In the Matter of Aa Appliance & Tv Center, Inc., Bankrupt.benjamin True, As Trustee, Appellant, v. Marshall & Ilsley Bank, Appellee, 271 F.2d 800 (7th Cir. 1959)Annotate this Case
November 19, 1959
Irvin B. Charne, Milwaukee, Wis., for appellant.
Gordon H. Smith, Jr., Shurchill, Duback & Churchill, Milwaukee, Wis., for appellee.
Before HASTINGS, Chief Judge, and KNOCH and CASTLE, Circuit Judges.
KNOCH, Circuit Judge.
Marshall and Ilsley Bank of Milwaukee, Wisconsin, filed, with the Wisconsin Secretary of State, a statement of the Bank's financing and anticipated financing (by means of trust receipt transactions) of acquisition of "Television, Appliances and Other Similar Equipment" by AA Appliance & TV Center, Inc.
Subsequently the President of the AA Appliance delivered to the Bank three trust receipts on refrigerators, washers, dryers and a freezer. When AA Appliance was adjudicated a bankrupt, the trustee in bankruptcy took possession of all assets including the unsold merchandise enumerated in the trust receipts. The referee denied the Bank's petition to reclaim these items on the ground that the statement filed with the Secretary of State insufficiently described the goods, and that they were, therefore, not subject to any security interest of the Bank.
On review District Judge Tehan reversed the referee and this appeal followed.
The applicable statute reads:
"241.43(1) Any entruster undertaking or contemplating trust receipt transactions with reference to documents or goods is entitled to file with the secretary of state a statement, signed by the entruster and the trustee, bearing the correct name of the sole trader, copartnership or corporation of the entruster and trustee, as well as the correct trade name, if one is used; and have plainly printed or typewritten thereon the names of the parties executing the same; the statement shall further contain:
"(a) A designation of the entruster and the trustee, and of the chief place of business of each within this state, if any, including street and post-office address; and if the entruster has no place of business within the state, a designation of his chief place of business outside the state, including street and post-office address; and
"(b) A statement that the entruster is engaged, or expects to be engaged, in financing under trust receipt transactions the acquisition of goods by the trustee; and
"(c) A description of the kind or kinds of goods covered or to be covered by such financing.
"(2) The following form of statement (or any other form of statement containing substantially the same information) shall suffice for the purposes of ss. 241.31 to 241.50:
"Statement of trust receipt financing
"The entruster, ________ _______, whose chief place of business within this state is at ________ Street, in the city of __________ and state of __________ (or who has no place of business within this state and whose chief place of business outside this state is at ________ Street, in the city of ________ and state of ________, is or expects to be engaged in financing under trust receipt transactions the acquisition by the trustee, ____________, a sole trader (), a copartnership (), or corporation (), whose chief place of business within this state is at _________ (Street or Rural Route No.), and whose P. O. address is _________, of goods of the following description: coffee, silk, automobiles or the like.
__________________________________ "(Signed) ________Entruster "(Signed) ________Trustee"
Section 241.39 expressly provides that entrusters are subordinated to bona fide purchasers for value and that filing of the statement under Section 241.43 shall not constitute notice of the entruster's interest to such bona fide purchasers for value other than to transferees in bulk.
In his closely reasoned opinion, D.C., 170 F. Supp. 103, the District Judge agreed with the referee that certain portions of this statute, such as statement of names and places of business, which are clearly known at the time the statement is filed, are susceptible of strict compliance (citing cases) but that the statute itself calls only for "substantially" the same information as set out in the sample form of Section 241.43(2) with its suggested broad descriptive terms.
The trustee argues that the word "appliances" is a less specific term than the examples in the statute.
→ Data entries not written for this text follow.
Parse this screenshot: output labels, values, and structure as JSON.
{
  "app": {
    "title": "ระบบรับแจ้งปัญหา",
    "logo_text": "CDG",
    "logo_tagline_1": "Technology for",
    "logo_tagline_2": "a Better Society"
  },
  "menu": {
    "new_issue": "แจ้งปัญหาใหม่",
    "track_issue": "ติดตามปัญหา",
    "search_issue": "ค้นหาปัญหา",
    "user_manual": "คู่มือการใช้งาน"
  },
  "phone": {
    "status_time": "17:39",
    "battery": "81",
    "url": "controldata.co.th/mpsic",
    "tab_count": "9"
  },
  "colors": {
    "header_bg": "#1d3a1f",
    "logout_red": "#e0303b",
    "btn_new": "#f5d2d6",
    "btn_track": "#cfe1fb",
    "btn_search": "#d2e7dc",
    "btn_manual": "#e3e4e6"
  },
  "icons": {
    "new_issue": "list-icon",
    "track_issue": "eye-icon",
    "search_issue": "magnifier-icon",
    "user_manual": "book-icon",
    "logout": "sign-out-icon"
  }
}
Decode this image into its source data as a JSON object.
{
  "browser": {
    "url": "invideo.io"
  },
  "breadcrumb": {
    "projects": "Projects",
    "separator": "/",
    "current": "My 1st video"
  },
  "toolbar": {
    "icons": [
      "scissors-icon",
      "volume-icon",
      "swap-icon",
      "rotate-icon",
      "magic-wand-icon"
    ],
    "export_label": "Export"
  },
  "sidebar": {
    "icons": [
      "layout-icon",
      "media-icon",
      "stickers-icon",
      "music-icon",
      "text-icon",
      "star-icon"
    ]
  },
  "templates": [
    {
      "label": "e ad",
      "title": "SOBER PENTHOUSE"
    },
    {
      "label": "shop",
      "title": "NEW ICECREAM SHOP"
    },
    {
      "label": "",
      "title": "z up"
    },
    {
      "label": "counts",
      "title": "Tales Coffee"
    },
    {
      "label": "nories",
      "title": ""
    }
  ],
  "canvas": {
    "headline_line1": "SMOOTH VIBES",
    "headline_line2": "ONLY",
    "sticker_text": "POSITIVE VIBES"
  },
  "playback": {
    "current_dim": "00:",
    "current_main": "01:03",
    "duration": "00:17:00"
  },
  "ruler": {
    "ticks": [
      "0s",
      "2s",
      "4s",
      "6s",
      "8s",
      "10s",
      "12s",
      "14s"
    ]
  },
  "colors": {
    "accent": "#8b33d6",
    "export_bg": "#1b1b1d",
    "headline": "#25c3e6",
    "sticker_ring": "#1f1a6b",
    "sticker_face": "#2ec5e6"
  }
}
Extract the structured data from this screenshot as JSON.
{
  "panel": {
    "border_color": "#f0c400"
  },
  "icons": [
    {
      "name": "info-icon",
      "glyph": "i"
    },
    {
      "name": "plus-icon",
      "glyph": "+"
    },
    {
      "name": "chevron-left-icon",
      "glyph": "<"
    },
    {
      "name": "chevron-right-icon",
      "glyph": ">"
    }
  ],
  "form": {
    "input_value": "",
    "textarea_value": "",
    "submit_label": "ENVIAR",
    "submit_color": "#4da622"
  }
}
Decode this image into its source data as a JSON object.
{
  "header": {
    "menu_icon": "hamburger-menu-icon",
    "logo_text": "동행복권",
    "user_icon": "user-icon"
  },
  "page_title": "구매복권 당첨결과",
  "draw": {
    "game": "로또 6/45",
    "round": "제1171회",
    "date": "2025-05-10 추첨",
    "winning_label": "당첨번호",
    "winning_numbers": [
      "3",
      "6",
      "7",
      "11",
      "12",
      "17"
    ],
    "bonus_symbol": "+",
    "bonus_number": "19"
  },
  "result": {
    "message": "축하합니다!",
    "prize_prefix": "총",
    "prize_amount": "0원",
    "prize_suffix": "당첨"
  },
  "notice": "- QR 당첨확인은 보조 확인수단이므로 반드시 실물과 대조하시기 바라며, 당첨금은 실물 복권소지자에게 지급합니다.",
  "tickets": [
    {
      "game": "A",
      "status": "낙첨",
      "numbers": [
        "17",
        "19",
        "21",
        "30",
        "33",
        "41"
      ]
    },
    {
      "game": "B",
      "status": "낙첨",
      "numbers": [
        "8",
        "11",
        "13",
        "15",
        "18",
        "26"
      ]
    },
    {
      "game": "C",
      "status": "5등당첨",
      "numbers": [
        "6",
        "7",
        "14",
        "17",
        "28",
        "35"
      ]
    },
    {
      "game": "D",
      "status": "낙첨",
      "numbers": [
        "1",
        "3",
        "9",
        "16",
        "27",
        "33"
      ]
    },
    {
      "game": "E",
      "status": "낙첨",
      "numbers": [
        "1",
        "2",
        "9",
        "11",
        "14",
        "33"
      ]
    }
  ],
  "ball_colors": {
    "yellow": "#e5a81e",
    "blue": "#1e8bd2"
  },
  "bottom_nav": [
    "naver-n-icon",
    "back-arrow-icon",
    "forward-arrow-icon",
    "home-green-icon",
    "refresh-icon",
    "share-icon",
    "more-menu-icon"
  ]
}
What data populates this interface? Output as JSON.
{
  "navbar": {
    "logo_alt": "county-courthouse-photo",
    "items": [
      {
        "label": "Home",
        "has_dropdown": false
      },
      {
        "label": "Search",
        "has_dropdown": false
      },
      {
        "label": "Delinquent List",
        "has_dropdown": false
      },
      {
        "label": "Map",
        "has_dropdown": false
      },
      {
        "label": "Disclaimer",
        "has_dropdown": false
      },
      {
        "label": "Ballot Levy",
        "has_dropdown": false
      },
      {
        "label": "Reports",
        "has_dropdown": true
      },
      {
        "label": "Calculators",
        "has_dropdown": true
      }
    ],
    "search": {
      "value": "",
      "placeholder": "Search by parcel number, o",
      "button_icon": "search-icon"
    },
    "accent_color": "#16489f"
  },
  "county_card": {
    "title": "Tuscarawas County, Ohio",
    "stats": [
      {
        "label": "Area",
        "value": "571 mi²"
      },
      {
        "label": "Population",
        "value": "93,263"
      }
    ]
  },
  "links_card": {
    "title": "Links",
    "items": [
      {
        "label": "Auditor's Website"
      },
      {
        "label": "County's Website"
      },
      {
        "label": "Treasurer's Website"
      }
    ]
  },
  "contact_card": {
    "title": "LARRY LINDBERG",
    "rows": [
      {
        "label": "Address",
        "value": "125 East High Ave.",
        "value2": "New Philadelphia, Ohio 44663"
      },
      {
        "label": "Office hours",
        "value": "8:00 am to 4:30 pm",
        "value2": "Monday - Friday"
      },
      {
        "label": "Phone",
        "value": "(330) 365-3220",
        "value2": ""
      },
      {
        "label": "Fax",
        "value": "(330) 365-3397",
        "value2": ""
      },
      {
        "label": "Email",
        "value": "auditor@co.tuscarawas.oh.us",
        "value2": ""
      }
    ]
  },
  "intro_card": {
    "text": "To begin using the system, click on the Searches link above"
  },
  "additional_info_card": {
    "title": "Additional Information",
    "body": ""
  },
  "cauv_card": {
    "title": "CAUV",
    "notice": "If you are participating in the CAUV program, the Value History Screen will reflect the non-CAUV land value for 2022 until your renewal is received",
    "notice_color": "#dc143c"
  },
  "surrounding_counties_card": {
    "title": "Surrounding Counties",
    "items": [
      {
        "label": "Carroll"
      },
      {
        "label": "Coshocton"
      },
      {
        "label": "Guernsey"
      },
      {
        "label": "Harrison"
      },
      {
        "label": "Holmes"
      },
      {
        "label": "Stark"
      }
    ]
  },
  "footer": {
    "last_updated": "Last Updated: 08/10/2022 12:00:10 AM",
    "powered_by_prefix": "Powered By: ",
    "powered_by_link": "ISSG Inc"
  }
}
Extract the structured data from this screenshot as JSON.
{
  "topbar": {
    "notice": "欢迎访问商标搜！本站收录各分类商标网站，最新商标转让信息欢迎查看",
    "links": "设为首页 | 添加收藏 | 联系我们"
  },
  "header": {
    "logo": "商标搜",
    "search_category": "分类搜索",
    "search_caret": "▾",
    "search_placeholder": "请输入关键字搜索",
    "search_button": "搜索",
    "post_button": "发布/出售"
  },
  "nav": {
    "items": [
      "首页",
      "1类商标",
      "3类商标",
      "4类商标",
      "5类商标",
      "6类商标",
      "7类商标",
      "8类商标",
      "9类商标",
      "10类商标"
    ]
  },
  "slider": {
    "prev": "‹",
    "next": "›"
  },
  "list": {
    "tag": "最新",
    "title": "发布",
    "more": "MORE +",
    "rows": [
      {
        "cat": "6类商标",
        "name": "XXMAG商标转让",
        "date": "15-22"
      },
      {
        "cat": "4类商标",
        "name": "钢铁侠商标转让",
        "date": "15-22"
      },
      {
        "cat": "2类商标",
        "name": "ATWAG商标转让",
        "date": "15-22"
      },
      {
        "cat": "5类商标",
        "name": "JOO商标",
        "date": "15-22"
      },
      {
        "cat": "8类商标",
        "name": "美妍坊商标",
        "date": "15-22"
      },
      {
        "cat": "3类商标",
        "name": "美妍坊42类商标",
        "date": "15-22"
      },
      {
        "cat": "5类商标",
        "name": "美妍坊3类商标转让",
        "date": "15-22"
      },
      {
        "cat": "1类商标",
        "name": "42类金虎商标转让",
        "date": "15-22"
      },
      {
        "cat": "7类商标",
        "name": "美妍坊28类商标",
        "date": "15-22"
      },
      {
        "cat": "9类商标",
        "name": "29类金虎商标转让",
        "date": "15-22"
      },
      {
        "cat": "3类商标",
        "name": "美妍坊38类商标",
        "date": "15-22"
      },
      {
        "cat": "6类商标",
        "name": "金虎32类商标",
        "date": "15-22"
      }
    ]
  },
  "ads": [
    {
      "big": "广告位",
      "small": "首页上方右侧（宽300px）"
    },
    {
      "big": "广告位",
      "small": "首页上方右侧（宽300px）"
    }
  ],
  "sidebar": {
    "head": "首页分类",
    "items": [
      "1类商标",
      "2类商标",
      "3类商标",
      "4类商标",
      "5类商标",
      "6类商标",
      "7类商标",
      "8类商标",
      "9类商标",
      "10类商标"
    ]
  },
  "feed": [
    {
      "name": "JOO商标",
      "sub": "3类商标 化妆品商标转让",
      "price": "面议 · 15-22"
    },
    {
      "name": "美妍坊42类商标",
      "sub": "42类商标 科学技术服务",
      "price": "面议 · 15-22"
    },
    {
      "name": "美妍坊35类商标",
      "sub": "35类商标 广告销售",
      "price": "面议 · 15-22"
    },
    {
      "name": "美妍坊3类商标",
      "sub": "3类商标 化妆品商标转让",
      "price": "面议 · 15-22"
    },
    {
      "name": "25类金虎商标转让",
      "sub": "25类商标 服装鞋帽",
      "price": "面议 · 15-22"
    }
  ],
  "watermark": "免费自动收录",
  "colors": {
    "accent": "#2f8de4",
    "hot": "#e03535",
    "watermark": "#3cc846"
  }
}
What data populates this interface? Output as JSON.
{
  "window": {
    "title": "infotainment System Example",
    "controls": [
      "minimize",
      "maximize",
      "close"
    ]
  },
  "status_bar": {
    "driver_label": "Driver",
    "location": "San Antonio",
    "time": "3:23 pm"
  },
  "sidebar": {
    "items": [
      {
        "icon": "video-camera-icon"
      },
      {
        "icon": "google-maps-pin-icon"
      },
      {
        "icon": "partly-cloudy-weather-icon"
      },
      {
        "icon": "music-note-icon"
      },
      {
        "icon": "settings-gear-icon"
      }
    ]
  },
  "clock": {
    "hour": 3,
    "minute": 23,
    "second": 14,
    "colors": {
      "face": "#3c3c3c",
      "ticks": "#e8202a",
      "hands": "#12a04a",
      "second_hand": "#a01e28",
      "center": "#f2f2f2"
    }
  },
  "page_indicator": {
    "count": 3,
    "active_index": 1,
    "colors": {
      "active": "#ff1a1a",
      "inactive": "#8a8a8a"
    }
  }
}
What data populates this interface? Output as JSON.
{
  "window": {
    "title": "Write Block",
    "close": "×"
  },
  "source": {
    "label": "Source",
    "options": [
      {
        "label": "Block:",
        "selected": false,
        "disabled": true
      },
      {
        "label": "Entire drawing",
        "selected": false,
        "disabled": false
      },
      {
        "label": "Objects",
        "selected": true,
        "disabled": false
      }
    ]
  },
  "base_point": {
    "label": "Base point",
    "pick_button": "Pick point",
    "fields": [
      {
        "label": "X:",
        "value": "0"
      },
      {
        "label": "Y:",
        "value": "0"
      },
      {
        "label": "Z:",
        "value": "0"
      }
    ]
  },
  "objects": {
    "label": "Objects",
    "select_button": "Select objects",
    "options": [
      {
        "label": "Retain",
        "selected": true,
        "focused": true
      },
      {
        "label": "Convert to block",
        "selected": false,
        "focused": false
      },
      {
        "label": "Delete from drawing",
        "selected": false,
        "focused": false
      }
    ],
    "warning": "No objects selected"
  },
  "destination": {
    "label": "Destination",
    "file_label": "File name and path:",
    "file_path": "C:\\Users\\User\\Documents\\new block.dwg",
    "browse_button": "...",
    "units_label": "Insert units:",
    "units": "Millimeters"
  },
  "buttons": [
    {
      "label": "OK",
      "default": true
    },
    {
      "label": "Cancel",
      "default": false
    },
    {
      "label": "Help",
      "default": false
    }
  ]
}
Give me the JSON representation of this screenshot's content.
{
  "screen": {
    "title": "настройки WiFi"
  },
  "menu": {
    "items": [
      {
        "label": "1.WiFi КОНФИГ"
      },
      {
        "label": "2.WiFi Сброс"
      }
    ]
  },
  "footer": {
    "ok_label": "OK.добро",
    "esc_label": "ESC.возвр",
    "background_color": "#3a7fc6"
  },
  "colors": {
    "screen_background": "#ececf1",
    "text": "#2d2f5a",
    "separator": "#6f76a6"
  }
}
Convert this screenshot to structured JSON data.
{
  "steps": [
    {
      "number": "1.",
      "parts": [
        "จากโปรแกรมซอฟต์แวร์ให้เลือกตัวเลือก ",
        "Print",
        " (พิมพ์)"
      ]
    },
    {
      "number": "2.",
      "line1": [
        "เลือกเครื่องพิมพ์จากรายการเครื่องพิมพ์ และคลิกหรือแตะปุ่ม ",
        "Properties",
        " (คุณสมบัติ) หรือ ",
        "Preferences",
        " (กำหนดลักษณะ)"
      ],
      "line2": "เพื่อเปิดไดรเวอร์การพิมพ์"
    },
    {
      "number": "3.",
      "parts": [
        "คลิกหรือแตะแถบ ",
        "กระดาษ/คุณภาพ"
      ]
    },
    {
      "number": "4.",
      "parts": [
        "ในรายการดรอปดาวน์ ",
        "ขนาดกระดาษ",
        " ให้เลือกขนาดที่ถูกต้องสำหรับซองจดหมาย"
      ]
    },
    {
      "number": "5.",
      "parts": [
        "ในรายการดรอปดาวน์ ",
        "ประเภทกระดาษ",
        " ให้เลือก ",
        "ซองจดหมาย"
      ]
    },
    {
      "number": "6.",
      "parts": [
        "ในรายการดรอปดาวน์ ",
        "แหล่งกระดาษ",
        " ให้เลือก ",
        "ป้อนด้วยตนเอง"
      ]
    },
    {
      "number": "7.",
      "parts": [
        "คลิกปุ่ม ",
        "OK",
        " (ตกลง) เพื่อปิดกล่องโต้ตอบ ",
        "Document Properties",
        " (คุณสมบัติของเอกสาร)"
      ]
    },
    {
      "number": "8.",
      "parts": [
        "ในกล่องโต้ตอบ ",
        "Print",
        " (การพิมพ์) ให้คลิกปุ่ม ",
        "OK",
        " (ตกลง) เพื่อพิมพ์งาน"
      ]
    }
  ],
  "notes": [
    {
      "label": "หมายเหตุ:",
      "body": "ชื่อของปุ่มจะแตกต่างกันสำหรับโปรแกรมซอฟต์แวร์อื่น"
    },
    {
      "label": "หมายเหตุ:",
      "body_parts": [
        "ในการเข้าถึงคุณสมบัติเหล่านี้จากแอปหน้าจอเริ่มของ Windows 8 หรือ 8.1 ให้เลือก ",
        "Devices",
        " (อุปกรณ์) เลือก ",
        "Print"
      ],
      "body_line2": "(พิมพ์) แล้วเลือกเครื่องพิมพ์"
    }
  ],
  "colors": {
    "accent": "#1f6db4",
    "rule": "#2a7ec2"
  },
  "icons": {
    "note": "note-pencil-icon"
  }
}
He sees "appliances" as analogous to "groceries" and "fabric" rather than "coffee" and "silk". He states that he knows of no other cases in point, but fears that the District Court's decision, if affirmed, will establish a policy adverse to the uniformity which would be desirable in connection with trust receipt financing.
Here the name of the bankrupt provides a clue. The statute calls for no statement of the amount or terms of the loan. We are constrained to agree with the distinguished District Court Judge, that: [170 F. Supp. 104]
"In respect of notice therefore, we can only conclude that the framers of the act contemplated providing only for the first step of a two-step process to be undertaken by a prospective creditor in order to discover the exact status of the goods he is concerned with. * * *
"Rather than have to resort to exercises in semantics in each case, it seems to us that the intent of the act in respect of notice is met if the descriptive words used would inform an experienced and sophisticated creditor that goods in the possession of the trustee could not be relied on and that he should investigate further."